Today we are facing a global food, nutrition, and climate crisis. Over the past few years, nearly 100 million people have been added to the global count of chronically hungry worldwide. Food prices have jumped almost 80%, pushing thousands of families on the brink into poverty and hunger. Environmentally damaging agricultural practices such as deforestation compound the CO2 emissions that are causing greenhouse effects. Chemically enhanced fertilizers contaminate the ground and strip the Earth of necessary nutrients.
We cannot build sustainable democracies, economies, or solutions for climate change and food shortages if we do not fully incorporate women in policy responses. There isn’t a better story to illustrate the disconnect between the reality of women and the theory of policy than this food crisis and the agricultural strategies that aim to address it.
In our agricultural policy, we fail to consider issues like nutrition and food security, climate change, and the significant but often unrecognized fact that 70% of the world’s farmers are women. Women produce 90% of the staple food crops, such as rice and maize—the crops that feed the world. Women also prepare these crops for household and community consumption, eating last or not at all when food is scarce. And women do the majority of tasks that involve close proximity to the environment, such as farming and fetching water, and hence shoulder a disproportionate amount of the danger associated with pollution and climate change.
Women’s agricultural empowerment is the next frontier for the global women’s movement. When women produce the majority of the world’s food but own less than 2% of the land, it becomes an issue of economic as well as gender justice. Women have the right to enjoy the profits of their labor and the peace of mind of knowing their daughters can inherit the land they farm. Women have the right to eat a full and balanced meal and to work in an environment not poisoned by toxic chemicals. And we have the ability to realize this vision.
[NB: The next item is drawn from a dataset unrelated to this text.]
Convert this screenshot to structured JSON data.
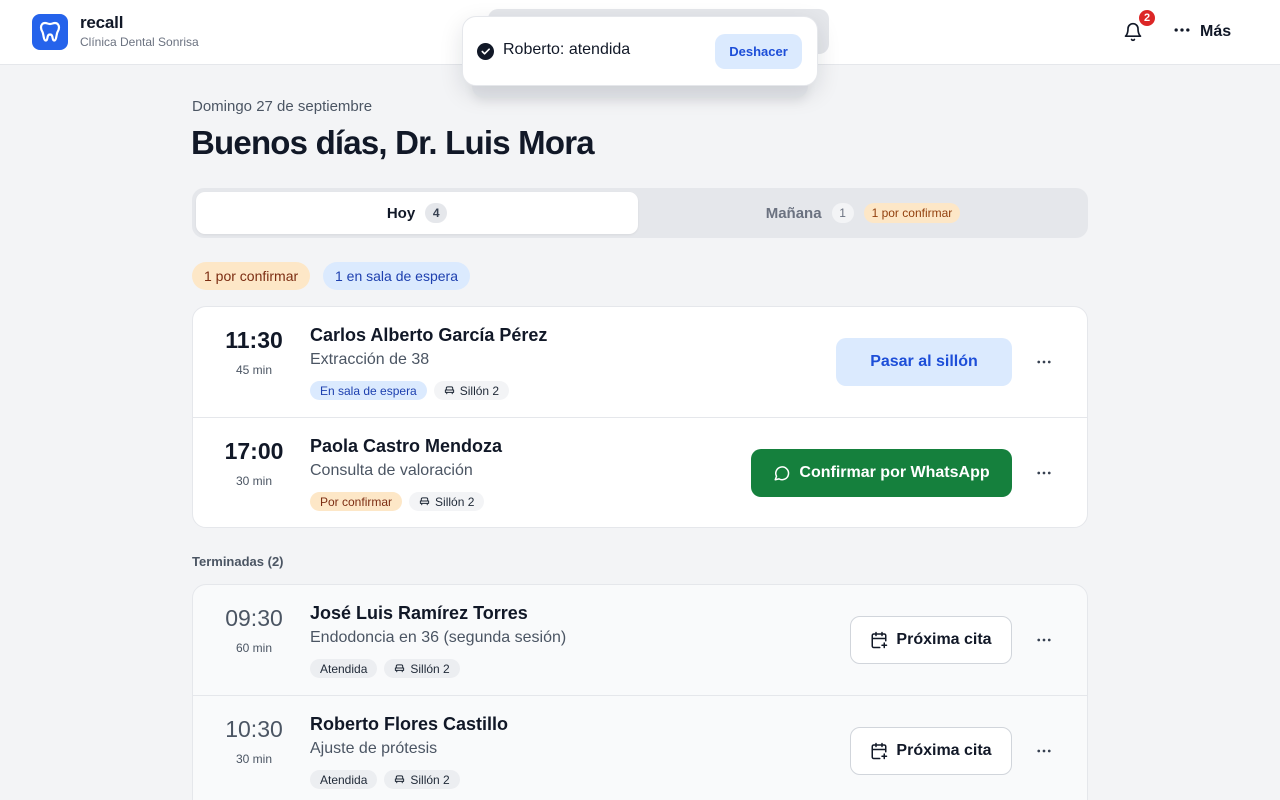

There are several programs underway that can jump start the revolution. For example, at Women for Women, we’re teaching women sustainable farming techniques that maximize profit and nutritional value while supporting environmental preservation, community agricultural, and economic development. Women learn to farm a diversity of crops for household consumption and higher profits, at the same time as they are equipped with techniques that enhance the ecological balance of natural ecosystems.
In Rwanda, where land is at a premium, and in land-rich Sudan, in partnership with local government, we have secured a long-term land lease that enables women to control the land they farm and access the highest returns on their labor. Women in South Sudan are on track to earn double the per-capita GDP after only six months. Also in Rwanda, women learn to construct vertical kitchen gardens, which maximize soil efficiency and make a significant impact on household nutritional security. Women farmers turn grain bags, tires, and other household items into vertical planters and use their livestock’s natural animal waste for fertilizer.
In my work with women farmers, I have seen that, as in so many other sectors, women are the key to our success in agriculture and environmental policy. Women are integrating environmentally friendly practices into agriculture production. They are cultivating the crops that will combat food and nutrition crises and stimulate local markets in the time of economic crisis. I’ve heard much talk about a green revolution, but rarely are women’s voices taken into account in our conceptions of it. The time has come to make those voices heard, to make agricultural and environmental policy reflective of those who are most impacted by it. The green revolution is a women’s revolution.